And I feel like there might be at least one anecdote to share, which is that well, he was…always really very kind of casual in his approach to how he sort of explained what was happening to the family. And he would always give me these dot-matrix printed gift certificates to come and play Colossal Cave. When I was a kid, I would go down to ISI, log into the computer and play adventure games. And one year, he asked me if it felt any different to be playing the game, and I said no. And he said, “Well you know, you’re sitting here in Marina del Rey with me, but you’re playing the game at Stanford.” And so that was to me sort of a moment where I began to understand what this was all about. You know, from a kid’s perspective.
But then a second anecdote was sitting around I think a table at Christmas time, when Jon had to leave the room to take a phone call, and he came back and said that it was the telecommunications minister of the Ukraine who was calling to say that he would like a top-level domain because the Soviet Union was dissolving. And you know, this is just kind of out of the blue for people that don’t really understand what Jon is doing down at ISI all the time, to realize that he’s in communication with these people that sort of— You know, it’s what the Internet, was becoming was this heartbeat of international communications that really was beginning to help structure these types of transformations like the Soviet Union’s dissolution. So there was a real powerful sense that that was sort of underlying all that he was working on, was a real awareness of what the effects of these tools were on people.
I think that was another real important—why he would be so interested in the RFCs, and why he’d be so interested in making sure that people understood what it was about. The idea of consensus and community-building, which is now— You know, I was part of the design team on Flickr. And Flickr is a community-based service for photos, but really what we had discovered, the whole idea of “Web 2.0” is that it’s the social fabric that underlies the tools that really make the tools viable. And I think that Jon really was the shepherd of the community.

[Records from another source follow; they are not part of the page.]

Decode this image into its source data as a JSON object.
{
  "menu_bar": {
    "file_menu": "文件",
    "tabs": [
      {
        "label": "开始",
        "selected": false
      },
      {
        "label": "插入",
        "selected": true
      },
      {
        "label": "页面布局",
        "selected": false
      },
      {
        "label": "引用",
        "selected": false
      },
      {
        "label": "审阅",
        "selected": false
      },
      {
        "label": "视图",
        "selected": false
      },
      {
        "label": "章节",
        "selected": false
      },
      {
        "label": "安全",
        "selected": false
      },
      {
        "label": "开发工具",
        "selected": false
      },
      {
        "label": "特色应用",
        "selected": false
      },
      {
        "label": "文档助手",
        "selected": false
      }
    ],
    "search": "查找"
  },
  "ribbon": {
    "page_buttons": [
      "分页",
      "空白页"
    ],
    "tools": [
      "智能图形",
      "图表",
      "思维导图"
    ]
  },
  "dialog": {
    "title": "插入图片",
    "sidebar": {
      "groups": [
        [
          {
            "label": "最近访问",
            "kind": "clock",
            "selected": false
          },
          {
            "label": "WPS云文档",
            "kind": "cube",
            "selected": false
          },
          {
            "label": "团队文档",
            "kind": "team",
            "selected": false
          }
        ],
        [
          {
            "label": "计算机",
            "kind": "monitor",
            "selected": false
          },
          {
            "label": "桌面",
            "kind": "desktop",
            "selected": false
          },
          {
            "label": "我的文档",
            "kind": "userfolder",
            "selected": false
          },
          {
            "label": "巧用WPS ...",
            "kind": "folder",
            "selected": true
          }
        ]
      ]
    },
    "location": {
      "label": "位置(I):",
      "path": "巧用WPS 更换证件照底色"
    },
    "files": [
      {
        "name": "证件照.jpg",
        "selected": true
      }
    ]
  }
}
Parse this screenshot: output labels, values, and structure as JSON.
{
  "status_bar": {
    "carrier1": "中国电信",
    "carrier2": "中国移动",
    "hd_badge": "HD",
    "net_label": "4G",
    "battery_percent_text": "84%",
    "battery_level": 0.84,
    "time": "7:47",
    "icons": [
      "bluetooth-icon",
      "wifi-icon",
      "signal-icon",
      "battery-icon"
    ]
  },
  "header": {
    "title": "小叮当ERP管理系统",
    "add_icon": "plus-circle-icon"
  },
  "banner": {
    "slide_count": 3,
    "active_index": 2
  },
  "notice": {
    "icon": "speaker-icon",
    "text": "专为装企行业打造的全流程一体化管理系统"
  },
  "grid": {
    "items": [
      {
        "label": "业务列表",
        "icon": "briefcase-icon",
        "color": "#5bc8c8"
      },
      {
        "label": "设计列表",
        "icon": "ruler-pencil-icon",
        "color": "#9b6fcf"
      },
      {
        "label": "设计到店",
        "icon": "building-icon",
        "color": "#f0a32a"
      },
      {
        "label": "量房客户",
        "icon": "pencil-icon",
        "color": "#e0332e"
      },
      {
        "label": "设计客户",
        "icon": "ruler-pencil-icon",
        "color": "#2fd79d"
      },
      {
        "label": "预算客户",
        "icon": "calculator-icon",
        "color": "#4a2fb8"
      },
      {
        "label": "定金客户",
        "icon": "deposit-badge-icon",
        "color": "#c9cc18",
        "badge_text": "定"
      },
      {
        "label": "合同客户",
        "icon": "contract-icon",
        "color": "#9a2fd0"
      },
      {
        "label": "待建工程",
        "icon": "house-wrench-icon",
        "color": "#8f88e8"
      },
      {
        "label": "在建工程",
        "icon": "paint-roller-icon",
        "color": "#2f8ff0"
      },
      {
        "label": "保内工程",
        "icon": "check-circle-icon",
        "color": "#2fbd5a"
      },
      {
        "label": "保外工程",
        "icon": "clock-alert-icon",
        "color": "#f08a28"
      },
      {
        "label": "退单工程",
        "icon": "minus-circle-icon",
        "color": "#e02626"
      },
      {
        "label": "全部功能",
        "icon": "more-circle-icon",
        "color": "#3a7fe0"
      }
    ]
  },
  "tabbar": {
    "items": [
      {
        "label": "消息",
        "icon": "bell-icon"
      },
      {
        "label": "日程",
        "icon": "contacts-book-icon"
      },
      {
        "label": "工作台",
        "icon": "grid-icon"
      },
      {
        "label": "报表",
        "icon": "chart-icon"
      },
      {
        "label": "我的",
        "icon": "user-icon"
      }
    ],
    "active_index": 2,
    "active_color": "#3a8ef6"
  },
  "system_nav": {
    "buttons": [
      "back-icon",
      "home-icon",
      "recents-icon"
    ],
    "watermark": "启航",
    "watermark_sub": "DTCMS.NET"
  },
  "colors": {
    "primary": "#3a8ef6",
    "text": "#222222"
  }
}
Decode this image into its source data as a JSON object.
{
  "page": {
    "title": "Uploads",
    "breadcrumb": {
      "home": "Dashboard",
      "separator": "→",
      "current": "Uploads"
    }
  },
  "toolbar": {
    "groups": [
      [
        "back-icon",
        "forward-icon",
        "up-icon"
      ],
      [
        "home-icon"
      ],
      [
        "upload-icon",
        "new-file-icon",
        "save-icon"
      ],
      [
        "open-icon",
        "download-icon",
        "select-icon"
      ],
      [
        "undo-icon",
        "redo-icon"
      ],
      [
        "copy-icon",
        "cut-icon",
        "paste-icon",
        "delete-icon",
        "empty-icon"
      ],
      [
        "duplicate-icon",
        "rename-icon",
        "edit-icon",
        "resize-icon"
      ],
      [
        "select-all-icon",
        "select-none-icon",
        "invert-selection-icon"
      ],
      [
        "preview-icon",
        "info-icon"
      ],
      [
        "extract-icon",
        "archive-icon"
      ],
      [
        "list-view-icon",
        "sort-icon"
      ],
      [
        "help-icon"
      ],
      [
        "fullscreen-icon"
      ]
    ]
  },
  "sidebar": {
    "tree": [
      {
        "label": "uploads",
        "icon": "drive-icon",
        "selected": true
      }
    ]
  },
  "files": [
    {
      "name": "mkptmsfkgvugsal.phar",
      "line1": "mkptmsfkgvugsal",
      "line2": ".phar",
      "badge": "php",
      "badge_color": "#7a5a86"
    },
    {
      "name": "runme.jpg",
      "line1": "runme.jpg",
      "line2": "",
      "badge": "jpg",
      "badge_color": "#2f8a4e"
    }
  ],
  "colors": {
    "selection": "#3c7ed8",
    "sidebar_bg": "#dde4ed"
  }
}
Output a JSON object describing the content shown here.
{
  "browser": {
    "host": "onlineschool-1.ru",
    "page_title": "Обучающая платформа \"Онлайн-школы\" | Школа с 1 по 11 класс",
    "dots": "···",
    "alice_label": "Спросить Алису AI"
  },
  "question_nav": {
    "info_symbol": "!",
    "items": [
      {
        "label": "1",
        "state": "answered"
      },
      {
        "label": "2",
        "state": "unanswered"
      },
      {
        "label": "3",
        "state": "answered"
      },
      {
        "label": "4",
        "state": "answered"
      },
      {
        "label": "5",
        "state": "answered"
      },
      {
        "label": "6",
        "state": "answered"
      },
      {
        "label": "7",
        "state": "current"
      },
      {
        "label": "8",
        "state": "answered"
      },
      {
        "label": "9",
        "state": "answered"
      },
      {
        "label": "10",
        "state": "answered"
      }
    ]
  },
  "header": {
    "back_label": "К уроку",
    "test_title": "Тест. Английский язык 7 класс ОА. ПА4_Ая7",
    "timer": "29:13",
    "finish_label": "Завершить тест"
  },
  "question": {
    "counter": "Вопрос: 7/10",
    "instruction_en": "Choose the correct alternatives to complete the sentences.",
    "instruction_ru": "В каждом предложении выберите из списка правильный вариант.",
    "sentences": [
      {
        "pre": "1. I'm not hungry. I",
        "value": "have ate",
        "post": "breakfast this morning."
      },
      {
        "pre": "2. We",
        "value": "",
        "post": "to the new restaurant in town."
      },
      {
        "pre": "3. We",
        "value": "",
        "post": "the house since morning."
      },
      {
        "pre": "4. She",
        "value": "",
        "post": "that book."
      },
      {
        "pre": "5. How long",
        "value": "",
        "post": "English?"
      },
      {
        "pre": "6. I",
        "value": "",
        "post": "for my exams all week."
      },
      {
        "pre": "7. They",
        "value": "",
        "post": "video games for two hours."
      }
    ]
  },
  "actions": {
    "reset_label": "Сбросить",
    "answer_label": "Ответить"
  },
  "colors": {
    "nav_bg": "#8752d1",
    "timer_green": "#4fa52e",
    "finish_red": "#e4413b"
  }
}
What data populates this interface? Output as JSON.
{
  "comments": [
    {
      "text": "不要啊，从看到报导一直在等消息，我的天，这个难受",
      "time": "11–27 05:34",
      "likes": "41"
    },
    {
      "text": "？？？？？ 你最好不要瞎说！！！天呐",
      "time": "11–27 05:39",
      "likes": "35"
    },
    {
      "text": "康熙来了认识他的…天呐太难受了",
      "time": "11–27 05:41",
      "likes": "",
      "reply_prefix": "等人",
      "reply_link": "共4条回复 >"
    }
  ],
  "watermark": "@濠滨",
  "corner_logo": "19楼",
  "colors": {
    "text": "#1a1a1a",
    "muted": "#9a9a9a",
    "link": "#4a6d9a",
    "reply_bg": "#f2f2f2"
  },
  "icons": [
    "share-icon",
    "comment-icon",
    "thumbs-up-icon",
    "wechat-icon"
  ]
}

You know, we talk about “community-building” online as a set of users now, but the community that Jon built was the actual community that created the Internet in the first place, which is a very powerful— I mean, the idea that one could sort of be able to negotiate the roiling sort of waters of the politics and the technologies and things like that to cook down all of these initiatives into things that people could all kind of consume and understand and share with each other, is a profound thing. So it was not until later in life that I sort of began to understand what Jon really represented, and it’s just such an amazing honor to have him in my family. And it’s an amazing honor to represent him here with all of you. Thank you very much.